When the coronavirus pandemic hit, Juan Manuel Ballestero was on the island of Porto Santo in Portugal, and the native Argentinian could've remained there indefinitely. But "I didn't want to stay like a coward on an island where there were no cases," Ballestero tells the New York Times. "The most important thing for me was to be with my family," including his 82-year-old mother and his father, about to turn 90. Unfortunately, all flights into his home country had been canceled, so Ballestero, a lifelong sailor who's been aboard boats since he was 3 years old (his father was a fishing vessel captain), came up with Plan B: to sail back home. In mid-March, the 47-year-old packed up his 29-foot sailboat with basic supplies and headed southwest across the Atlantic, a perilous journey that friends and officials had tried to discourage him from taking.
And it was a dangerous one, with decreasing rations of food and fuel, as well as a rogue wave that battered his boat so badly he had to make a pit stop in Vitoria, Brazil. There was also the crippling solitude: The only word he had from the outside world was the half-hour he spent each night listening to news on the radio. Then one day, he caught sight of a skua—the bird his boat is named after. "It was as if the bird was telling me not to give up," he said.

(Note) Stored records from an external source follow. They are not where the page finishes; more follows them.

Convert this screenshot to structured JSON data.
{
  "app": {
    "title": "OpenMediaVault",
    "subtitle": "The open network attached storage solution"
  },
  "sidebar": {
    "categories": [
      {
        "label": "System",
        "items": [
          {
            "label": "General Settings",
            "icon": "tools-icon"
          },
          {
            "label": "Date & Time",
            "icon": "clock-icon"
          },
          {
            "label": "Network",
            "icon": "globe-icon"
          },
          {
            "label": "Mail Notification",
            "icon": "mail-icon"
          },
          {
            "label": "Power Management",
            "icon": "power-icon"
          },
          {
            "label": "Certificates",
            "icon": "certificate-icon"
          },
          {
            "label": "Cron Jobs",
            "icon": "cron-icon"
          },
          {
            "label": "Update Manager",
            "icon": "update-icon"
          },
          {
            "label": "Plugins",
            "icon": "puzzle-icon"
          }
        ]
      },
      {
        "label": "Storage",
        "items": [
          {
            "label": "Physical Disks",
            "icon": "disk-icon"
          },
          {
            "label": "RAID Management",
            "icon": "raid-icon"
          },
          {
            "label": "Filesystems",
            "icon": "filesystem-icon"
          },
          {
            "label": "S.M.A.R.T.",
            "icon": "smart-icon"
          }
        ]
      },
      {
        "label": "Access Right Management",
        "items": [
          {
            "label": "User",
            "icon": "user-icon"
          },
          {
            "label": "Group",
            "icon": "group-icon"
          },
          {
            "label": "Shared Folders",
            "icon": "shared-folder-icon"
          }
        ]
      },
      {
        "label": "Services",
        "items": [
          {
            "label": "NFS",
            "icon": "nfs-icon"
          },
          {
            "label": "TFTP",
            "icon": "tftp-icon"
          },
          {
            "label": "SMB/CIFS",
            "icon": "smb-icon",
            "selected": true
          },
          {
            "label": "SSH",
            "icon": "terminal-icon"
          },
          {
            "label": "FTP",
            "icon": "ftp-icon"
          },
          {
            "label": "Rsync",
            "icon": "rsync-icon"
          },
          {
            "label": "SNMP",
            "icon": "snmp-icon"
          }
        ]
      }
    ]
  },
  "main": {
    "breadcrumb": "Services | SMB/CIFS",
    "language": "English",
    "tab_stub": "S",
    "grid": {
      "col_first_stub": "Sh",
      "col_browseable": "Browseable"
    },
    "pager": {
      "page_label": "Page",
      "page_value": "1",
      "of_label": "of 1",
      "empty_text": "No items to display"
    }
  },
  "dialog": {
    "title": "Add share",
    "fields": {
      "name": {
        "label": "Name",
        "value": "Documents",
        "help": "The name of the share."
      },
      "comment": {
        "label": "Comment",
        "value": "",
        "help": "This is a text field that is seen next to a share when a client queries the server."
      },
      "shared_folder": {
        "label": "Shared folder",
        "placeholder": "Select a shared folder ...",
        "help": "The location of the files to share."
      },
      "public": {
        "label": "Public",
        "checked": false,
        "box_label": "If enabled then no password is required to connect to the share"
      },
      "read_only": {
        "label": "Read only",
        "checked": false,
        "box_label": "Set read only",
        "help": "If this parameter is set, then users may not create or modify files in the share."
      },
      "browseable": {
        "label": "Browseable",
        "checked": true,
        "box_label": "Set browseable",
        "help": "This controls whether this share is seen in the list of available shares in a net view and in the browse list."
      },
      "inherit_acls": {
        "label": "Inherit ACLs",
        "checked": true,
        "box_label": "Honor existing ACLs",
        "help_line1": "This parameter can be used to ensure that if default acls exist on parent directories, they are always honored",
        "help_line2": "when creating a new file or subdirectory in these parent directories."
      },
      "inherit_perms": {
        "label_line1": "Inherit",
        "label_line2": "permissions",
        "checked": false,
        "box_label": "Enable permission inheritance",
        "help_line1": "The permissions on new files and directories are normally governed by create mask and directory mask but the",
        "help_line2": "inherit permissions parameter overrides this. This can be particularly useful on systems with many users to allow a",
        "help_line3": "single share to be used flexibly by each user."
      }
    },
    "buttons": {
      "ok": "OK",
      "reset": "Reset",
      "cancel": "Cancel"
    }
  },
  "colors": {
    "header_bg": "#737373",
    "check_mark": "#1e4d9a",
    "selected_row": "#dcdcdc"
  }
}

He made it to his hometown of Mar del Plata on June 17, though he must quarantine on his boat for 15 days, per the AP. His father knew in his heart his son would find his way home. "The uncertainty of not knowing where he was for 50-some days was very rough," Carlos Alberto Ballestero tells the Times. "But we had no doubt this was going to turn out well." Check out Juan Ballestero's Instagram for accounts of his final leg. (Read more uplifting news stories.)